-- Opening Marker --
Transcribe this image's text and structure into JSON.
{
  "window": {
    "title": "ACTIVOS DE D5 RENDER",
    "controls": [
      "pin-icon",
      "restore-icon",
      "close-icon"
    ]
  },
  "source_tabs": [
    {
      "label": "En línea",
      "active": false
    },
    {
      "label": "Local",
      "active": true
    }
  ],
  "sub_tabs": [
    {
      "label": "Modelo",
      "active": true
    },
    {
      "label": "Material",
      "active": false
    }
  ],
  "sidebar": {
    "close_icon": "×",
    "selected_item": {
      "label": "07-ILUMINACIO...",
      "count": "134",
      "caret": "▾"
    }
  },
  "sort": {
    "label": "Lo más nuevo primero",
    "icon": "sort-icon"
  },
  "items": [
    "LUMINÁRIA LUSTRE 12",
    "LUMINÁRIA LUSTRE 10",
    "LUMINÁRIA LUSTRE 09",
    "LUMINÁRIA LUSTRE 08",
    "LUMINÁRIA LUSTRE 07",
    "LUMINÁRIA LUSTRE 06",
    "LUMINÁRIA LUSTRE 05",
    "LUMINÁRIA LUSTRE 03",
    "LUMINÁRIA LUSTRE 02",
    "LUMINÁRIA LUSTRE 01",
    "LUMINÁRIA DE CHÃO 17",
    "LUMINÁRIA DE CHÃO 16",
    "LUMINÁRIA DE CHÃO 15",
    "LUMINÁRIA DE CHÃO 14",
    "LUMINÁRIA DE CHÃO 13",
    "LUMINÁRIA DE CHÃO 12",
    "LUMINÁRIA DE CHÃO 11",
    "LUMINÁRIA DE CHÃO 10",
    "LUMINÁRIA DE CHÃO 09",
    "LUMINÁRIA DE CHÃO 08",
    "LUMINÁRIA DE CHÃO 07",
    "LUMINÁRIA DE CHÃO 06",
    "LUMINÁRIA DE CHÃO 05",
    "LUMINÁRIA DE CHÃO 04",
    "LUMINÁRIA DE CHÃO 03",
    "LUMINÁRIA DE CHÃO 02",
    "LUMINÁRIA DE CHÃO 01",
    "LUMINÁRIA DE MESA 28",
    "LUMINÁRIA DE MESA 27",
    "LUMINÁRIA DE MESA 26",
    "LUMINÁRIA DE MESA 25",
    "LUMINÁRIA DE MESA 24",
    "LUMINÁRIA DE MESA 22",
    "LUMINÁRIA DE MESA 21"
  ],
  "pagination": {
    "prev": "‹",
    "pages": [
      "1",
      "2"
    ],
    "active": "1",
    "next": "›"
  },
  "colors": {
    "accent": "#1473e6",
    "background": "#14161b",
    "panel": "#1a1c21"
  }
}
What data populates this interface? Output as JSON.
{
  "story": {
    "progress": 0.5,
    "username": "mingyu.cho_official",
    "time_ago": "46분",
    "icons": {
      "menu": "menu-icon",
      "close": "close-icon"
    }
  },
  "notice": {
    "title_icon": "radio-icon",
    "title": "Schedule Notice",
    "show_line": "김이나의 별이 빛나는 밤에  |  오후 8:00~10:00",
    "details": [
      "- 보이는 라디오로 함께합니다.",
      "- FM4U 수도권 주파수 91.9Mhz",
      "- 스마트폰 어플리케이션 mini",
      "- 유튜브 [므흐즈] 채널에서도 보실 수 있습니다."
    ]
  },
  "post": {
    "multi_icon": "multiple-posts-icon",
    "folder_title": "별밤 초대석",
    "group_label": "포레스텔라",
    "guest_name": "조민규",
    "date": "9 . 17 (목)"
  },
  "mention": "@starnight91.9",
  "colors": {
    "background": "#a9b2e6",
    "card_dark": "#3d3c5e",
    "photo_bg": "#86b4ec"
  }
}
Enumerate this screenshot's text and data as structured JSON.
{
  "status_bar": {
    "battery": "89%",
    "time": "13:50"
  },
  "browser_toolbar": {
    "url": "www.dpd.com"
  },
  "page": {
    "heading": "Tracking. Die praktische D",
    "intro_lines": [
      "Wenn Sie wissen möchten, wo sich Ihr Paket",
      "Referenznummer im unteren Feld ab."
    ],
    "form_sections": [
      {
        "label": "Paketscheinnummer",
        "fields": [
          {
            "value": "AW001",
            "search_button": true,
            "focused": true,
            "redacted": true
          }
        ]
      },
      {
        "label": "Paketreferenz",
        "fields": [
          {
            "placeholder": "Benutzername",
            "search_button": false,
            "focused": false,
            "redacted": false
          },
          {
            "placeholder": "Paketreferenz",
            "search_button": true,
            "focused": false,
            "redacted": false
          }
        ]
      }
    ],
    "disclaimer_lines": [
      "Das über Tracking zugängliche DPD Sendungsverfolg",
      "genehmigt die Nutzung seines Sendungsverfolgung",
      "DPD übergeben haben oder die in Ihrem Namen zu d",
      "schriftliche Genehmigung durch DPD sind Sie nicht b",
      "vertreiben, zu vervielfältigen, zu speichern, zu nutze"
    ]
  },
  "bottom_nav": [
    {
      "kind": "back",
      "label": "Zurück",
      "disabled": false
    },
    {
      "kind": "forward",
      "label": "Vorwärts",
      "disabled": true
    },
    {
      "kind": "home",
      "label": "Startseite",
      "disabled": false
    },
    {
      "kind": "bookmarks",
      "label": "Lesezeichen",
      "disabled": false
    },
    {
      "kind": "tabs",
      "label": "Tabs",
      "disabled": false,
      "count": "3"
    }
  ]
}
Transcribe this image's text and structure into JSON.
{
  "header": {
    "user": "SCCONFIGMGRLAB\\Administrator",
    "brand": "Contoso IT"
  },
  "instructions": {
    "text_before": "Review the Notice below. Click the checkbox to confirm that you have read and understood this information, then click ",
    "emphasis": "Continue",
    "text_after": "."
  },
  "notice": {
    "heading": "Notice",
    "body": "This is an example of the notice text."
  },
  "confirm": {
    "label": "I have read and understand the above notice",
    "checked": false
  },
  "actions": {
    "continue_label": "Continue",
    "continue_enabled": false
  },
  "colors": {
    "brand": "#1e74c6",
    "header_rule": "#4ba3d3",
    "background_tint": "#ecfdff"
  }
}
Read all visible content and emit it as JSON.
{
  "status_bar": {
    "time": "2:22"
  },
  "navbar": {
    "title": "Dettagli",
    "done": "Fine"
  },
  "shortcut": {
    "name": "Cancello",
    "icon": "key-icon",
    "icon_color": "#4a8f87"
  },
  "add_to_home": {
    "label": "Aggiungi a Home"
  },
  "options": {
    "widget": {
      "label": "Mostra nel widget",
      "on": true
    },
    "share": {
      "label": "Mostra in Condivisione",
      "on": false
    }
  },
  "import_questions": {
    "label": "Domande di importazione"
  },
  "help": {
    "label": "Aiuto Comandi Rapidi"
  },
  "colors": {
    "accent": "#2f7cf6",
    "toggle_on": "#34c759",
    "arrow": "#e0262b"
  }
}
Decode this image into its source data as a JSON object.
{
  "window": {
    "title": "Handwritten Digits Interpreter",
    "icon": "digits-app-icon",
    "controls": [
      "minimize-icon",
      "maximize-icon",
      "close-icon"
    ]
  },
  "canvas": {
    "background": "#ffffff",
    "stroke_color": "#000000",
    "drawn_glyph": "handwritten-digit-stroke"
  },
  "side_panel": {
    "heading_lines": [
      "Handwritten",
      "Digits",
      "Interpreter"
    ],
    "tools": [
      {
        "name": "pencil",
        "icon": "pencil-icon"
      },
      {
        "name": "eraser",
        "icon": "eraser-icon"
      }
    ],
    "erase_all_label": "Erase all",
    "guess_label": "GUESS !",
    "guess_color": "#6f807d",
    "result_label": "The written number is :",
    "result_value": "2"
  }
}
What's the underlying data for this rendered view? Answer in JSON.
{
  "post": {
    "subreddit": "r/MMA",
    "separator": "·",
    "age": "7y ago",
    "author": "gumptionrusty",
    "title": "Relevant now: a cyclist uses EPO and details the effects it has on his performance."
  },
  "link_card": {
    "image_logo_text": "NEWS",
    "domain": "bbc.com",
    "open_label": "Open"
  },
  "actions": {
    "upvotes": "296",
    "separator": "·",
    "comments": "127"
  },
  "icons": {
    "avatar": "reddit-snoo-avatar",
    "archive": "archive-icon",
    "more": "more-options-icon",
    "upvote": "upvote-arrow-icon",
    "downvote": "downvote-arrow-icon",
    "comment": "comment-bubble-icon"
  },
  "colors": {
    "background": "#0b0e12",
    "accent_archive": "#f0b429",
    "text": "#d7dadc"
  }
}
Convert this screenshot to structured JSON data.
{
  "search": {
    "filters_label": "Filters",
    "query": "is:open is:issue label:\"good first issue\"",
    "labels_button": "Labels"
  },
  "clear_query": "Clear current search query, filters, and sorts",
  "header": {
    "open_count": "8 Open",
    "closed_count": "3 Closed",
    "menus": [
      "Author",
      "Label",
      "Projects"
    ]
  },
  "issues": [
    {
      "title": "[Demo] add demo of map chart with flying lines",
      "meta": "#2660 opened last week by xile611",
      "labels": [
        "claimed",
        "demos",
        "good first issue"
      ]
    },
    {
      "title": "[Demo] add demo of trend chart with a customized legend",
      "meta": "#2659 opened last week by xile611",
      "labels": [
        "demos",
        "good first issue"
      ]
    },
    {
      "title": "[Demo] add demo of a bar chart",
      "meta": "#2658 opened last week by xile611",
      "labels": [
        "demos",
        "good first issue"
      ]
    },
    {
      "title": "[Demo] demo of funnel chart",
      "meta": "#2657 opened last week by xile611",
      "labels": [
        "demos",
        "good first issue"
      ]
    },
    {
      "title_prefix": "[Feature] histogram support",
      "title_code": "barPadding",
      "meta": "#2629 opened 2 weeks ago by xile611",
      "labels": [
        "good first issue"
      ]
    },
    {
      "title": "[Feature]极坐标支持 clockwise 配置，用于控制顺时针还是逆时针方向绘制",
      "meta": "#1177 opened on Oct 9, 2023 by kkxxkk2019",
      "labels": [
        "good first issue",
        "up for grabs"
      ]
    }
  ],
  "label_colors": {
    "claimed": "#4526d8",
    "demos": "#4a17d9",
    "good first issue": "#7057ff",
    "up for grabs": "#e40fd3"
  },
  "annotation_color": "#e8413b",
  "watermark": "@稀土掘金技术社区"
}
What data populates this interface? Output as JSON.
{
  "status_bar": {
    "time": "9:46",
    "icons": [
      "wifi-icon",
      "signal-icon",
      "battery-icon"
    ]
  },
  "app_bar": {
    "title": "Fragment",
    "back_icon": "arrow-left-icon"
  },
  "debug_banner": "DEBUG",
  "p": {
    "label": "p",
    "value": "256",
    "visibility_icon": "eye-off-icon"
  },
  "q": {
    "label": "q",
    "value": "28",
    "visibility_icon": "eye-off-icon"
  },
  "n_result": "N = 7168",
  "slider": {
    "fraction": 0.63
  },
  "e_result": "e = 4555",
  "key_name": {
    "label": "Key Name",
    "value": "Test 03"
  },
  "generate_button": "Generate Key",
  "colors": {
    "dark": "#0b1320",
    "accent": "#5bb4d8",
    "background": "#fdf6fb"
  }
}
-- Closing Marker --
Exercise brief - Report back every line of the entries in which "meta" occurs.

Output for this task -
      "meta": "#2660 opened last week by xile611",
      "meta": "#2659 opened last week by xile611",
      "meta": "#2658 opened last week by xile611",
      "meta": "#2657 opened last week by xile611",
      "meta": "#2629 opened 2 weeks ago by xile611",
      "meta": "#1177 opened on Oct 9, 2023 by kkxxkk2019",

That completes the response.